■ WHAT TO PRODUCE ■
Copy the complete listing that follows, letter for letter.
- Opening Delimiter -
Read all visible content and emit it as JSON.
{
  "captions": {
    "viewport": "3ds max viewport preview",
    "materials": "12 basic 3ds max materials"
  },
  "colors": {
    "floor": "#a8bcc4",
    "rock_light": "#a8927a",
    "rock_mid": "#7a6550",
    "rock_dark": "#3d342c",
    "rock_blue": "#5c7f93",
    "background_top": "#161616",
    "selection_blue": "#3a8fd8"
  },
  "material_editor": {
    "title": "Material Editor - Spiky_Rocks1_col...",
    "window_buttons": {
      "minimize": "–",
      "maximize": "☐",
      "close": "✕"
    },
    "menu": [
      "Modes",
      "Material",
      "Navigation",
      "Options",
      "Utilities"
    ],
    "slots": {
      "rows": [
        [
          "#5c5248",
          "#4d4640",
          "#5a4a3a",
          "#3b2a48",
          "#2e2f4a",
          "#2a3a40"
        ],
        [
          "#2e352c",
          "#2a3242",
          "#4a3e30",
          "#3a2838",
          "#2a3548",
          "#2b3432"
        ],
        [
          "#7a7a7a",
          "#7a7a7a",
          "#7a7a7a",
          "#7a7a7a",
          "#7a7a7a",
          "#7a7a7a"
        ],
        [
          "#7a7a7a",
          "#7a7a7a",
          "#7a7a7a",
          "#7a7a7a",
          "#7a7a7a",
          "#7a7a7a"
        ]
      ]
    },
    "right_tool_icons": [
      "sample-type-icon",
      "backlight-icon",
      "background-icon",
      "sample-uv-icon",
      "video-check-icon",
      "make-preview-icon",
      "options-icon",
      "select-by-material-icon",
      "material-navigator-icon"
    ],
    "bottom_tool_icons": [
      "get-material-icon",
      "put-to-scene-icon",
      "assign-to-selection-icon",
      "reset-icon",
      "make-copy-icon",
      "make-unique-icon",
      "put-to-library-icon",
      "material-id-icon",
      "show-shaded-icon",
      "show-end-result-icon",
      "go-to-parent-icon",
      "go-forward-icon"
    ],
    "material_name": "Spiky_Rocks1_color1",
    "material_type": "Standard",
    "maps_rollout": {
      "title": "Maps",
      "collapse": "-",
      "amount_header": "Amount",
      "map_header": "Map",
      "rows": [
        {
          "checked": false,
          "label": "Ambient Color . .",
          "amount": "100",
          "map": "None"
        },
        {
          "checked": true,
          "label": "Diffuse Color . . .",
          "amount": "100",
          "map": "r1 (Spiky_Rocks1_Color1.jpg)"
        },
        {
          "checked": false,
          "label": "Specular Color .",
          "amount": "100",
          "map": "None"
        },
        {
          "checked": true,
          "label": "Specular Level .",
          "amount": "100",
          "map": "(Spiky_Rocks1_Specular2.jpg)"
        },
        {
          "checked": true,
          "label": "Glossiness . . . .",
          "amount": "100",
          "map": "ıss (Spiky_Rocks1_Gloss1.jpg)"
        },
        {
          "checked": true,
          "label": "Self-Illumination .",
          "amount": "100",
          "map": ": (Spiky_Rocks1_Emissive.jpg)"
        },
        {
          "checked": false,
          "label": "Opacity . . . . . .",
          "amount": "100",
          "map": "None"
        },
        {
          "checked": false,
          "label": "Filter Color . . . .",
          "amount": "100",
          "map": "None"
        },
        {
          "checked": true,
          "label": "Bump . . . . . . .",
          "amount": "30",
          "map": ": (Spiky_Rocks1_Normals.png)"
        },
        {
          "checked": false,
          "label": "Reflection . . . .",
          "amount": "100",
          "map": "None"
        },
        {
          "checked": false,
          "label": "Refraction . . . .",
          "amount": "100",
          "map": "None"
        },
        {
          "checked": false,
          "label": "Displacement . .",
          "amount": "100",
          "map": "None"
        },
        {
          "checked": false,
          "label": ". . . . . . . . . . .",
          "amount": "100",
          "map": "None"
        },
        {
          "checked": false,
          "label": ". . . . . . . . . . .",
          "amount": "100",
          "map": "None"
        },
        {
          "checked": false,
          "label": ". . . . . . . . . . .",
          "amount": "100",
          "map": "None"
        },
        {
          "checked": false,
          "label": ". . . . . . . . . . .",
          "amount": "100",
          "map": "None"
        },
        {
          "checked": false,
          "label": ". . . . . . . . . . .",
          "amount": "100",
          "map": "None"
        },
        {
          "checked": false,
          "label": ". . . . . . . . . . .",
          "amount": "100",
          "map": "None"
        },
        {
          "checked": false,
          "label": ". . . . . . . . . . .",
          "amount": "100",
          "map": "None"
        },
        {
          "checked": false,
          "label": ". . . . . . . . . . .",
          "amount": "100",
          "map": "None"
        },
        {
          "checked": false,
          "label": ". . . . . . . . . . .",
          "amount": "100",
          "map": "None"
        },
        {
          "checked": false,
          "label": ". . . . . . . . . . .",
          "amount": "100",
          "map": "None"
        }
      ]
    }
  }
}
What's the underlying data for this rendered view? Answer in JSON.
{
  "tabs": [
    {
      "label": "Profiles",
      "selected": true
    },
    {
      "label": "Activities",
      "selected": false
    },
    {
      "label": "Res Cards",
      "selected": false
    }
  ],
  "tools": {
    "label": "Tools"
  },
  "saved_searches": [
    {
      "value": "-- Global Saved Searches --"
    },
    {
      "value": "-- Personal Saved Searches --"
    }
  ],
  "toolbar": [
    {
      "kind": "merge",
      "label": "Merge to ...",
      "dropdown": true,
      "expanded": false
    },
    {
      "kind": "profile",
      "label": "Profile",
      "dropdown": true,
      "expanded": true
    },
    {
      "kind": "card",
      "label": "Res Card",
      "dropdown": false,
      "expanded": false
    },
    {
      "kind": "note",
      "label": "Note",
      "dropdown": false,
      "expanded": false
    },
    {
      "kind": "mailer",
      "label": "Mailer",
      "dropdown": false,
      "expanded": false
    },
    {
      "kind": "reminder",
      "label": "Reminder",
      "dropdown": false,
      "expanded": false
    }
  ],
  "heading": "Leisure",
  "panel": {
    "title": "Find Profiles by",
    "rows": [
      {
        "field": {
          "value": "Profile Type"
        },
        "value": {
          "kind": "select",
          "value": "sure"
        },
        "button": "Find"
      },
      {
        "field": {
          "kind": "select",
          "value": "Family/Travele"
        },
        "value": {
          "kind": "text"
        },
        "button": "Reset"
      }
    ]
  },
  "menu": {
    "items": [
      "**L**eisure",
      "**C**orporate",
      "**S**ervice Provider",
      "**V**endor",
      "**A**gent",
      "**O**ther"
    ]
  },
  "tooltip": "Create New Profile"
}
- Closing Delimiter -
■ WRITTEN SOLUTION ■
Read all visible content and emit it as JSON.
{
  "captions": {
    "viewport": "3ds max viewport preview",
    "materials": "12 basic 3ds max materials"
  },
  "colors": {
    "floor": "#a8bcc4",
    "rock_light": "#a8927a",
    "rock_mid": "#7a6550",
    "rock_dark": "#3d342c",
    "rock_blue": "#5c7f93",
    "background_top": "#161616",
    "selection_blue": "#3a8fd8"
  },
  "material_editor": {
    "title": "Material Editor - Spiky_Rocks1_col...",
    "window_buttons": {
      "minimize": "–",
      "maximize": "☐",
      "close": "✕"
    },
    "menu": [
      "Modes",
      "Material",
      "Navigation",
      "Options",
      "Utilities"
    ],
    "slots": {
      "rows": [
        [
          "#5c5248",
          "#4d4640",
          "#5a4a3a",
          "#3b2a48",
          "#2e2f4a",
          "#2a3a40"
        ],
        [
          "#2e352c",
          "#2a3242",
          "#4a3e30",
          "#3a2838",
          "#2a3548",
          "#2b3432"
        ],
        [
          "#7a7a7a",
          "#7a7a7a",
          "#7a7a7a",
          "#7a7a7a",
          "#7a7a7a",
          "#7a7a7a"
        ],
        [
          "#7a7a7a",
          "#7a7a7a",
          "#7a7a7a",
          "#7a7a7a",
          "#7a7a7a",
          "#7a7a7a"
        ]
      ]
    },
    "right_tool_icons": [
      "sample-type-icon",
      "backlight-icon",
      "background-icon",
      "sample-uv-icon",
      "video-check-icon",
      "make-preview-icon",
      "options-icon",
      "select-by-material-icon",
      "material-navigator-icon"
    ],
    "bottom_tool_icons": [
      "get-material-icon",
      "put-to-scene-icon",
      "assign-to-selection-icon",
      "reset-icon",
      "make-copy-icon",
      "make-unique-icon",
      "put-to-library-icon",
      "material-id-icon",
      "show-shaded-icon",
      "show-end-result-icon",
      "go-to-parent-icon",
      "go-forward-icon"
    ],
    "material_name": "Spiky_Rocks1_color1",
    "material_type": "Standard",
    "maps_rollout": {
      "title": "Maps",
      "collapse": "-",
      "amount_header": "Amount",
      "map_header": "Map",
      "rows": [
        {
          "checked": false,
          "label": "Ambient Color . .",
          "amount": "100",
          "map": "None"
        },
        {
          "checked": true,
          "label": "Diffuse Color . . .",
          "amount": "100",
          "map": "r1 (Spiky_Rocks1_Color1.jpg)"
        },
        {
          "checked": false,
          "label": "Specular Color .",
          "amount": "100",
          "map": "None"
        },
        {
          "checked": true,
          "label": "Specular Level .",
          "amount": "100",
          "map": "(Spiky_Rocks1_Specular2.jpg)"
        },
        {
          "checked": true,
          "label": "Glossiness . . . .",
          "amount": "100",
          "map": "ıss (Spiky_Rocks1_Gloss1.jpg)"
        },
        {
          "checked": true,
          "label": "Self-Illumination .",
          "amount": "100",
          "map": ": (Spiky_Rocks1_Emissive.jpg)"
        },
        {
          "checked": false,
          "label": "Opacity . . . . . .",
          "amount": "100",
          "map": "None"
        },
        {
          "checked": false,
          "label": "Filter Color . . . .",
          "amount": "100",
          "map": "None"
        },
        {
          "checked": true,
          "label": "Bump . . . . . . .",
          "amount": "30",
          "map": ": (Spiky_Rocks1_Normals.png)"
        },
        {
          "checked": false,
          "label": "Reflection . . . .",
          "amount": "100",
          "map": "None"
        },
        {
          "checked": false,
          "label": "Refraction . . . .",
          "amount": "100",
          "map": "None"
        },
        {
          "checked": false,
          "label": "Displacement . .",
          "amount": "100",
          "map": "None"
        },
        {
          "checked": false,
          "label": ". . . . . . . . . . .",
          "amount": "100",
          "map": "None"
        },
        {
          "checked": false,
          "label": ". . . . . . . . . . .",
          "amount": "100",
          "map": "None"
        },
        {
          "checked": false,
          "label": ". . . . . . . . . . .",
          "amount": "100",
          "map": "None"
        },
        {
          "checked": false,
          "label": ". . . . . . . . . . .",
          "amount": "100",
          "map": "None"
        },
        {
          "checked": false,
          "label": ". . . . . . . . . . .",
          "amount": "100",
          "map": "None"
        },
        {
          "checked": false,
          "label": ". . . . . . . . . . .",
          "amount": "100",
          "map": "None"
        },
        {
          "checked": false,
          "label": ". . . . . . . . . . .",
          "amount": "100",
          "map": "None"
        },
        {
          "checked": false,
          "label": ". . . . . . . . . . .",
          "amount": "100",
          "map": "None"
        },
        {
          "checked": false,
          "label": ". . . . . . . . . . .",
          "amount": "100",
          "map": "None"
        },
        {
          "checked": false,
          "label": ". . . . . . . . . . .",
          "amount": "100",
          "map": "None"
        }
      ]
    }
  }
}
What's the underlying data for this rendered view? Answer in JSON.
{
  "tabs": [
    {
      "label": "Profiles",
      "selected": true
    },
    {
      "label": "Activities",
      "selected": false
    },
    {
      "label": "Res Cards",
      "selected": false
    }
  ],
  "tools": {
    "label": "Tools"
  },
  "saved_searches": [
    {
      "value": "-- Global Saved Searches --"
    },
    {
      "value": "-- Personal Saved Searches --"
    }
  ],
  "toolbar": [
    {
      "kind": "merge",
      "label": "Merge to ...",
      "dropdown": true,
      "expanded": false
    },
    {
      "kind": "profile",
      "label": "Profile",
      "dropdown": true,
      "expanded": true
    },
    {
      "kind": "card",
      "label": "Res Card",
      "dropdown": false,
      "expanded": false
    },
    {
      "kind": "note",
      "label": "Note",
      "dropdown": false,
      "expanded": false
    },
    {
      "kind": "mailer",
      "label": "Mailer",
      "dropdown": false,
      "expanded": false
    },
    {
      "kind": "reminder",
      "label": "Reminder",
      "dropdown": false,
      "expanded": false
    }
  ],
  "heading": "Leisure",
  "panel": {
    "title": "Find Profiles by",
    "rows": [
      {
        "field": {
          "value": "Profile Type"
        },
        "value": {
          "kind": "select",
          "value": "sure"
        },
        "button": "Find"
      },
      {
        "field": {
          "kind": "select",
          "value": "Family/Travele"
        },
        "value": {
          "kind": "text"
        },
        "button": "Reset"
      }
    ]
  },
  "menu": {
    "items": [
      "**L**eisure",
      "**C**orporate",
      "**S**ervice Provider",
      "**V**endor",
      "**A**gent",
      "**O**ther"
    ]
  },
  "tooltip": "Create New Profile"
}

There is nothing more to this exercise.